Creating Mental Space
A few years ago, when I started writing fiction again, I looked to Stephen King’s On Writing: A Memoir of the Craft for guidance. I took to heart what he said about what makes a good writer, including his tips on work habits. I just had to make some adjustments to deal with my reality back then. When King advised to sit down in one block and not get up again until you’ve pounded out your daily quota of 2,000 word, I knew that wasn’t going to happen. I was working full-time as an attorney and raising a child. I had to write in the way that King advised us to approach reading: “the trick is to teach yourself to read in small sips as well as in long swallows.” That was me, taking “small sips” by writing for 15 minutes in the car while waiting to pick up my son at the train station, or during his swim meets when he wasn’t swimming a heat and I could duck out of the pool for a ½ hour, or on weekends when I wasn’t researching a legal brief and my husband could watch our son. I couldn’t set quotas for myself. I already had enough deadlines and stress, and I didn’t want one more thing to put on my list of what I didn’t do that day.
Then this amazing opportunity came along. I am currently on a three-month paid sabbatical from my job, one in which I have no obligation to do anything connected to my profession. In addition, my son is now 15 years-old and while far from being independent, he needs me for chauffeuring duties now more than anything else. For the first time in twenty years, I have unlimited stretches of time to work on a novel that I am determined to finish. In the month of June, using King’s quota-a-day method (I set my daily target at 1500 words), I produced almost as much new prose as I had in the previous five years combined.

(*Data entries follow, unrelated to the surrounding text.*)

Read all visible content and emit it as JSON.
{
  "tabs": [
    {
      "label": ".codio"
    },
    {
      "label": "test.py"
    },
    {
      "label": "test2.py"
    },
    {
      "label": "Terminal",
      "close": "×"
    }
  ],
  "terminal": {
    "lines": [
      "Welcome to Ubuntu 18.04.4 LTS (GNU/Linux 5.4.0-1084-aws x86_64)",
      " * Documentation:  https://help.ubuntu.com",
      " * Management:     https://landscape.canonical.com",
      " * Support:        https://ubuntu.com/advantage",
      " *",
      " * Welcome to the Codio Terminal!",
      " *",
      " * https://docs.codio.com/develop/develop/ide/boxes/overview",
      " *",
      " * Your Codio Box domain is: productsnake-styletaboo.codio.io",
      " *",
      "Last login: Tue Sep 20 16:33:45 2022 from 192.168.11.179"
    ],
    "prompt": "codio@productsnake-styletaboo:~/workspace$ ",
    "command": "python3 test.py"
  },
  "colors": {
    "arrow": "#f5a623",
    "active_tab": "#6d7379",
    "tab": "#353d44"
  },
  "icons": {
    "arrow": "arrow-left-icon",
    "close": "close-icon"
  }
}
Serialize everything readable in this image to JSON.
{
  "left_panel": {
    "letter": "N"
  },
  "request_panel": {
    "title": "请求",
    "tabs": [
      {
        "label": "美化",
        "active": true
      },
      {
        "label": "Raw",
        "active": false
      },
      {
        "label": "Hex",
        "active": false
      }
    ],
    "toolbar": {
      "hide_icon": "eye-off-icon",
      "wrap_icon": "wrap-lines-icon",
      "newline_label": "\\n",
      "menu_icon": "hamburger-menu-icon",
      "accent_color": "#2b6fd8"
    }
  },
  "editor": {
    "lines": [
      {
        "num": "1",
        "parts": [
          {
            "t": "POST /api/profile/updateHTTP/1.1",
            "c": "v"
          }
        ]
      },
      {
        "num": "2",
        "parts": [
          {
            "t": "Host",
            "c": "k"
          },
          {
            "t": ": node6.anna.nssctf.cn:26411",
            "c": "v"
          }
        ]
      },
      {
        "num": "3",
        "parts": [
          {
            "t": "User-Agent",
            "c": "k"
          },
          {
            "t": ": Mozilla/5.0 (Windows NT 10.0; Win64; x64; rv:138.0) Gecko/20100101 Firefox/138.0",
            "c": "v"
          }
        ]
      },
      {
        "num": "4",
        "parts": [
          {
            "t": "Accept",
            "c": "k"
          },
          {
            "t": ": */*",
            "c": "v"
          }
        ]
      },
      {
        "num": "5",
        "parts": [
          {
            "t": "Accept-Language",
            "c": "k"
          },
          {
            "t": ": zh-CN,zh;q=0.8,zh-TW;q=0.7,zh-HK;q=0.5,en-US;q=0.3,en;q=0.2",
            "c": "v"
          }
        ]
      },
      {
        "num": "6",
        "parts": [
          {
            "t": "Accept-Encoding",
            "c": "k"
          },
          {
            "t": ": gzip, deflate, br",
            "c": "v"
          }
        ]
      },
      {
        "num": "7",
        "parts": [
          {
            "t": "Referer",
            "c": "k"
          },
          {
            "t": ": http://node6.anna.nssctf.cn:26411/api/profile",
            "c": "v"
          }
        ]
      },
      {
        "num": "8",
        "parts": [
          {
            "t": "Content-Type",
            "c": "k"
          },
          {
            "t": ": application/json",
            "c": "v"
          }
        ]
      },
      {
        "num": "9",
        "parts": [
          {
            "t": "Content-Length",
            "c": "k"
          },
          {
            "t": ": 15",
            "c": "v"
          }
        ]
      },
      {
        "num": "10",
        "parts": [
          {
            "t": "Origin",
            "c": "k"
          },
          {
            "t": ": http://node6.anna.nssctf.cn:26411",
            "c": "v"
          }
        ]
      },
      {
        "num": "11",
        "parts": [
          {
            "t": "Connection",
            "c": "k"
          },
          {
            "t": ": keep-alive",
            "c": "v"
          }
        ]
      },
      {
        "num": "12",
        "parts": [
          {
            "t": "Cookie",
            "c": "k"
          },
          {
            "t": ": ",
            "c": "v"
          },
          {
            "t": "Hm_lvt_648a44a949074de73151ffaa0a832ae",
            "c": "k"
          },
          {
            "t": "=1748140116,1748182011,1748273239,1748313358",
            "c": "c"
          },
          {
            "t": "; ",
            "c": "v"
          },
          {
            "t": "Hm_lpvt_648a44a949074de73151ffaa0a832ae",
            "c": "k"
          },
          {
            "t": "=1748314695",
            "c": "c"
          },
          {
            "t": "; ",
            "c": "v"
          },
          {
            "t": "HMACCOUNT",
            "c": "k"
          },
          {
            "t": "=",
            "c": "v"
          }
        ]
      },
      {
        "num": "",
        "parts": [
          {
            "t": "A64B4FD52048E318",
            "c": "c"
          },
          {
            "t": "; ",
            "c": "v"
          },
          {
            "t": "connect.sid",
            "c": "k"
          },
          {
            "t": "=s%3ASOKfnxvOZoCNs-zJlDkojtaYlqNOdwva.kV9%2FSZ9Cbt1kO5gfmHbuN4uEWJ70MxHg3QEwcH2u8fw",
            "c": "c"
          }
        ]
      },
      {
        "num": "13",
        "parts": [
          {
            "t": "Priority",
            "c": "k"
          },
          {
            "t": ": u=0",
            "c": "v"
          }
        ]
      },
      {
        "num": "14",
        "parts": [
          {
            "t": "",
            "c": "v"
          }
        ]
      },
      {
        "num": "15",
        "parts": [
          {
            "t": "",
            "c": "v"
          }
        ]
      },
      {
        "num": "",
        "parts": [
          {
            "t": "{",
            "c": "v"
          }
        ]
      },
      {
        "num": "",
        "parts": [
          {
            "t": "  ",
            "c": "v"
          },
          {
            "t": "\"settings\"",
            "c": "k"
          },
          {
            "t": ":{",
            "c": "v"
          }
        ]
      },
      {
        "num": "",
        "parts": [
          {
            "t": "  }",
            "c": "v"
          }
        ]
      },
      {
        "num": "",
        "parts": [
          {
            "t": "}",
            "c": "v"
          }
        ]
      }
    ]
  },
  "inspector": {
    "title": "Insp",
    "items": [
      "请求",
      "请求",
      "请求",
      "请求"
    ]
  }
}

And I am literally days, just days, from finishing a complete first draft of that novel.
Having the luxury of time certainly was a key to my productivity last month. But I realized that it wasn’t the only factor. Perhaps more important was the fact that my mind was clear of all the ruminations and concerns that I brought home from the office each day. I had an “aha” moment when I read a recent book review by Elizabeth Kolbert — No Time: How Did We Get So Busy? in The New Yorker. (By the way, that’s also something you get to do on a sabbatical – read all the back issues of The New Yorker piled on your coffee table.) The book Overwhelmed: Work, Love, and Play When No One Has the Time by Brigid Schulte tries to get at the phenomenon of why everyone feels busy to the extreme. Schulte considers as one theory the idea that we are not actually busier than our forefathers and mothers (hey, most of us certainly are not out there harvesting food and building our houses), but we spend a lot of time thinking about what we need to do and that’s what is overwhelming. As Kolbert puts it:
A doctor who’s running through the list of groceries she needs to pick up on the way home is not actually any busier than one who’s concentrating on the task at hand, but she may feel more beleaguered. Conversely, a lawyer playing with his kids is technically at leisure, but if all the while he’s checking his phone for texts from the office he may feel that he hasn’t had any time off. Schulte terms this the “mental tape-loop phenomenon,” and she argues that it’s sapping our precious energies, so that we can’t even “decide what to think about, worrying about home stuff at work and work stuff at home.”
That hypothesis hit home for me. While I was good about carving out time physically away from the office in the evenings and on weekends, I still thought a lot about my work when I wasn’t at my desk. I pondered how to fashion legal arguments in briefs, which attorney to assign to what case, and, mostly, how the hell I was going to get everything done on time. I sometimes fell asleep visualizing arriving at the office the next day and the order in which I was going to tackle tasks, to reassure myself that I could complete all my projects. Yikes.
My sabbatical is not only giving me the physical time to write my novel but the mental space to think about the story and characters, the structure and tone. To push my writing forward, I have to be present in more than the corporeal sense (though I certainly need to pick up a pen or poise my fingers over a keyboard). I must leave aside hundreds of distracting thoughts — the “mental tape-loop” — so that my mind and emotions can be fully employed in writing my story. I’m sure this resonates with so many people who seek fulfillment in other pursuits — whether it be art, music or sports — outside of their day jobs.
This realization makes me question whether I, in fact, did have the time to write more when I was working, or if it was really a matter of not being able to let go of my job and bring my whole self to the writing. I will return to work on the Tuesday after Labor Day, and it will be as demanding as it was before my sabbatical. I now recognize that I need to figure out some way to more fully disengage from the worries of the office for at least part of each day if I want to maintain the high level of writing – both in terms of quality and quantity – that I’ve achieved in the last few weeks. So I’ll be figuring out how to internalize that zen meditation garden you see pictured above.